(Dataset items)
· · ·

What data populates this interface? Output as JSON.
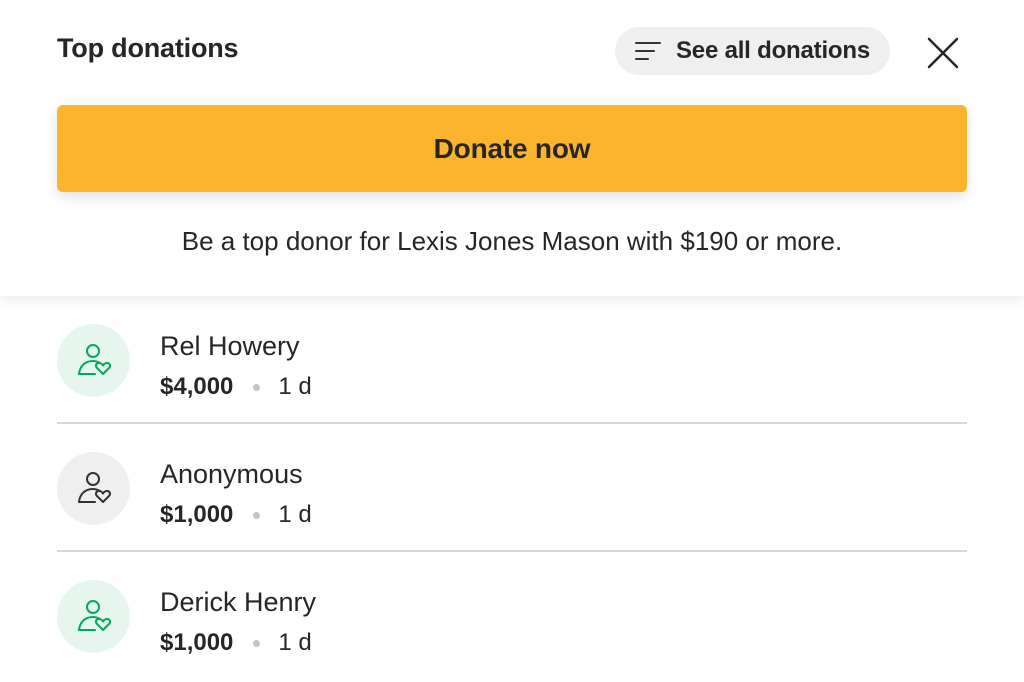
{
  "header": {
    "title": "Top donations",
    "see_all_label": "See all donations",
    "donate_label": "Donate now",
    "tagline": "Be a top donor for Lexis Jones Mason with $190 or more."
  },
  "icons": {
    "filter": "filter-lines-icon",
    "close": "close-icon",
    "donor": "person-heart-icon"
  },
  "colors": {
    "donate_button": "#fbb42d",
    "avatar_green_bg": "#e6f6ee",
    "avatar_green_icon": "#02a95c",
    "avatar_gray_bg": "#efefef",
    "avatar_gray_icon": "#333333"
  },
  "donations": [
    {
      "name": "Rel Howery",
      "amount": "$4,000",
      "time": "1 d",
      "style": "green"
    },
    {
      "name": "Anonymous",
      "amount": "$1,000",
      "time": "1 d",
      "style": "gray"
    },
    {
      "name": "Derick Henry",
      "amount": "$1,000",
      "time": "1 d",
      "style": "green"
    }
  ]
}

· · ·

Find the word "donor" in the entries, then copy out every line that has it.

■ Solved problem
    "tagline": "Be a top donor for Lexis Jones Mason with $190 or more."
    "donor": "person-heart-icon"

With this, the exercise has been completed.